This 'confusion' does come across also, intentionally, in the structure of the novel, which is indeed fluid, and resistant to conventional narrative strategies (some of the characters enter the story at some point and don't necessarily come back into it, thus defying your average reader's expectations - mine included). I found this remarkably liberating and convincing, an attempt to break free from the rules of the game of literature, so to speak. And it's because it is so innovative and remarkable in this respect that I can't help feeling it could have been even more daring, even more experimental and out there; that it could have not only stretched the boundaries of conventional narrative, but broken and reinvented them. But maybe that's not what Zadie Smith wanted to do there. Or maybe, in her own way, that's what she's done.
BlueskiesfrompainBlueskiesfrompain wrote a review
01
(*)(*)(*)( )( )
I apologise in advance (more or less) for what is going to come across as a snobbish and patronising review. But what I find most perplexing about this book are actually other readers' reviews which I have read here and there and which seem to spectacularly miss all possible points by describing this book as full-on experimental postmodern literature and therefore (according to each particular reader's taste and inclination) either generally pretentious or a new masterpiece in the history of English literature (I swear somewhere I saw mentions of Joyce - JOYCE - and Mrs Dalloway). Both views are, I think, unfair towards Zadie Smith. I feel it's my duty at this point to state the obvious: this is not a difficult book to read. It does use some unconventional techniques (yes, one of the chapters is divided into short subchapters - but so what?) but the narrative is remarkably linear and fluid (not necessarily a good or a bad thing in and of itself). If anything, I think it could have been more daring and experimented more with unconventional narrative techniques, as the subject matter - contemporary metropolitan life in a diverse and complicated city like London - lends itself remarkably well to this.
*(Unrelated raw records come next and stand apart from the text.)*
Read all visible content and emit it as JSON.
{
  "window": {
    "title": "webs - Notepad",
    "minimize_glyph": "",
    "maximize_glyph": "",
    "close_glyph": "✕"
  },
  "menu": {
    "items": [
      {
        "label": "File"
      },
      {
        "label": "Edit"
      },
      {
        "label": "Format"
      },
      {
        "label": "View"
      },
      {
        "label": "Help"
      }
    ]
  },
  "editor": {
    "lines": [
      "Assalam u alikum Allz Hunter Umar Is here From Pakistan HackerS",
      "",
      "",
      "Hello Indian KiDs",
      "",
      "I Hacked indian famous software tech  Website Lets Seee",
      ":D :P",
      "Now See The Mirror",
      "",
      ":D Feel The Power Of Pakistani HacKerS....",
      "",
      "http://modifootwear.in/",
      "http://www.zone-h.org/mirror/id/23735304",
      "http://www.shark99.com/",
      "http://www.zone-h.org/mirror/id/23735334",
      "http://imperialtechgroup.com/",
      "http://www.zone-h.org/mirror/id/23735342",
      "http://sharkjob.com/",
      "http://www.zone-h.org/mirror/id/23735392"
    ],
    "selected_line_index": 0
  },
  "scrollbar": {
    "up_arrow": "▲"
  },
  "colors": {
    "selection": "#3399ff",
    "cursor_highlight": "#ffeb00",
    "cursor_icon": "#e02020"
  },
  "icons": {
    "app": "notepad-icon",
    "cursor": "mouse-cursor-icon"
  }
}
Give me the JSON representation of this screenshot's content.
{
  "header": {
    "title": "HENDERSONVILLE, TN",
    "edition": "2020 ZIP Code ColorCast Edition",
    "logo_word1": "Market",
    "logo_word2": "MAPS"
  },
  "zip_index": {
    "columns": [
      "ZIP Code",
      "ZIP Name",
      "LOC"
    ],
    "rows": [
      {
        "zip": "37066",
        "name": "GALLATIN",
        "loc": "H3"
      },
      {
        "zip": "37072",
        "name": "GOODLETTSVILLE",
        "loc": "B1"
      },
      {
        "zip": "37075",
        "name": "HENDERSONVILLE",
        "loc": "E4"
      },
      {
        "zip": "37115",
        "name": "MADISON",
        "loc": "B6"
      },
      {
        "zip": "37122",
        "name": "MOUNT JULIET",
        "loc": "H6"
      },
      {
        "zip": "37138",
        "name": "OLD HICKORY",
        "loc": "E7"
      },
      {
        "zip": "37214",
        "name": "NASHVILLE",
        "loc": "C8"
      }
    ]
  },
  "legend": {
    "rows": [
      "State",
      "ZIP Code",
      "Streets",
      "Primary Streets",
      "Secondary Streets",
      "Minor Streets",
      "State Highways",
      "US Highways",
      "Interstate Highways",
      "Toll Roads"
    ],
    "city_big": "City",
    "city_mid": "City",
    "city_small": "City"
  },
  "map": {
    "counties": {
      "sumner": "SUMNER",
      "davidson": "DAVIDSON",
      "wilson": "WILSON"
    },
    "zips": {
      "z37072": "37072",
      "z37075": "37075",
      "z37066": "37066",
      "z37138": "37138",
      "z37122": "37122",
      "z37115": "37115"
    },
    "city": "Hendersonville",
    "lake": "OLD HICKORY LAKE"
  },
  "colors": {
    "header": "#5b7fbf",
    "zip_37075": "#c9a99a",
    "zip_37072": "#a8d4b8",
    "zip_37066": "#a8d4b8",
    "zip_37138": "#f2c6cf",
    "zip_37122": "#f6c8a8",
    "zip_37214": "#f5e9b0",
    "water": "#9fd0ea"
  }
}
Having made this preliminary remark, I think NW succeeds in portraying contemporary metropolitan London life, and in giving it voice, in making it speak - literally so, I'd say - by casting a set of characters revolving around an estate in Willesden and their past history; it's a human story of people growing up and finding, and losing, their way; and it's a London story, about negotiating one's racial and cultural identity in a chaotic and ruthless place where it's hard to get out of racial stereotypes and preconceived notions. I found the book honest in its ambiguity about its characters' choices, and their confusion, happiness and disillusionment.

This 'confusion' does come across also, intentionally, in the structure of the novel, which is indeed fluid, and resistant to conventional narrative strategies (some of the characters enter the story at some point and don't necessarily come back into it, thus defying your average reader's expectations - mine included). I found this remarkably liberating and convincing, an attempt to break free from the rules of the game of literature, so to speak. And it's because it is so innovative and remarkable in this respect that I can't help feeling it could have been even more daring, even more experimental and out there; that it could have not only stretched the boundaries of conventional narrative, but broken and reinvented them. But maybe that's not what Zadie Smith wanted to do there. Or maybe, in her own way, that's what she's done.